=== Data extracts ===

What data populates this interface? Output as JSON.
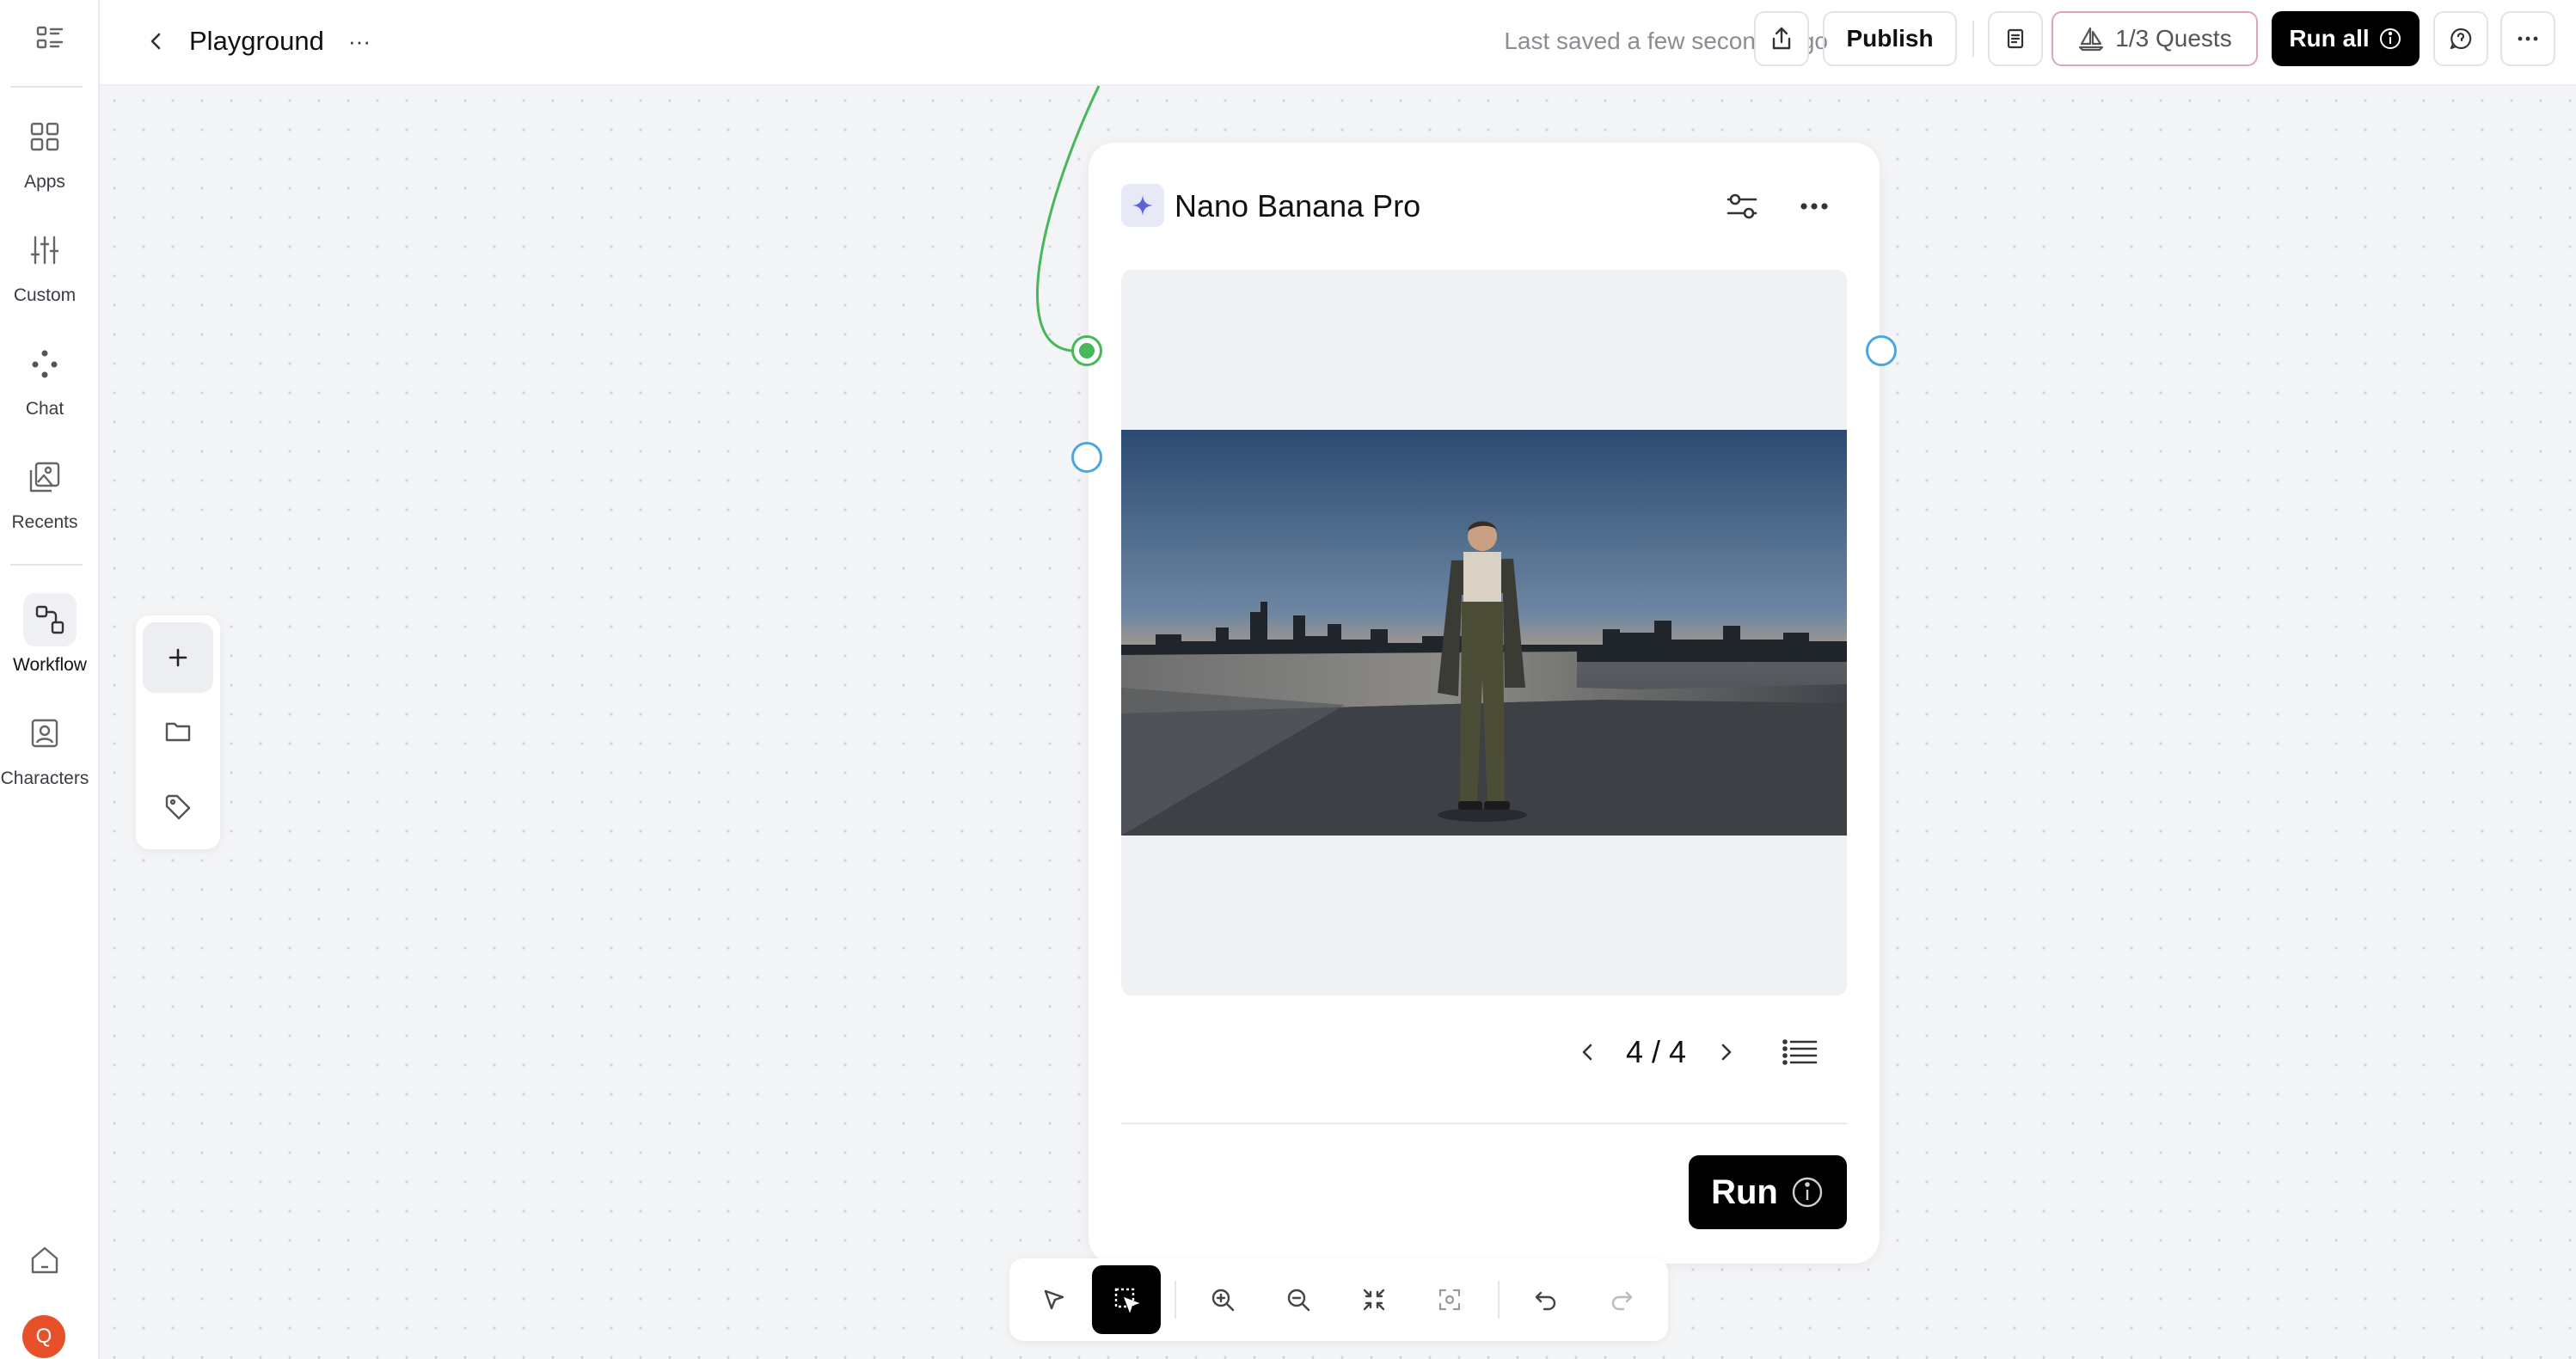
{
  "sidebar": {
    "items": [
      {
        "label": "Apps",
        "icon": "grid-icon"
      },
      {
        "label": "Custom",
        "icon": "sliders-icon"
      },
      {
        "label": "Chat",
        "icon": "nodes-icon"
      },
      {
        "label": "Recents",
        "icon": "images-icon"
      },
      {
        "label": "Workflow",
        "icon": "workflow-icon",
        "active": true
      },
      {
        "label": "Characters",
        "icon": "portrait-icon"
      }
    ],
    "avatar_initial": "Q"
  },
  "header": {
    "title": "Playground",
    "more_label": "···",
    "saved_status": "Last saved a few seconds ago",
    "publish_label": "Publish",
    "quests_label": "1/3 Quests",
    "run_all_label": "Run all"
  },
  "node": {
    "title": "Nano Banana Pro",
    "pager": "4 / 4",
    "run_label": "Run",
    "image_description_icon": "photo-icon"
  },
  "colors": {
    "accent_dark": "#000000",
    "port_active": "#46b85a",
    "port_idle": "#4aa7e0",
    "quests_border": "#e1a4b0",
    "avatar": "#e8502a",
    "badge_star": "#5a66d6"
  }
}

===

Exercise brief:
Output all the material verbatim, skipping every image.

The completed task:
What data populates this interface? Output as JSON.
{
  "sidebar": {
    "items": [
      {
        "label": "Apps",
        "icon": "grid-icon"
      },
      {
        "label": "Custom",
        "icon": "sliders-icon"
      },
      {
        "label": "Chat",
        "icon": "nodes-icon"
      },
      {
        "label": "Recents",
        "icon": "images-icon"
      },
      {
        "label": "Workflow",
        "icon": "workflow-icon",
        "active": true
      },
      {
        "label": "Characters",
        "icon": "portrait-icon"
      }
    ],
    "avatar_initial": "Q"
  },
  "header": {
    "title": "Playground",
    "more_label": "···",
    "saved_status": "Last saved a few seconds ago",
    "publish_label": "Publish",
    "quests_label": "1/3 Quests",
    "run_all_label": "Run all"
  },
  "node": {
    "title": "Nano Banana Pro",
    "pager": "4 / 4",
    "run_label": "Run",
    "image_description_icon": "photo-icon"
  },
  "colors": {
    "accent_dark": "#000000",
    "port_active": "#46b85a",
    "port_idle": "#4aa7e0",
    "quests_border": "#e1a4b0",
    "avatar": "#e8502a",
    "badge_star": "#5a66d6"
  }
}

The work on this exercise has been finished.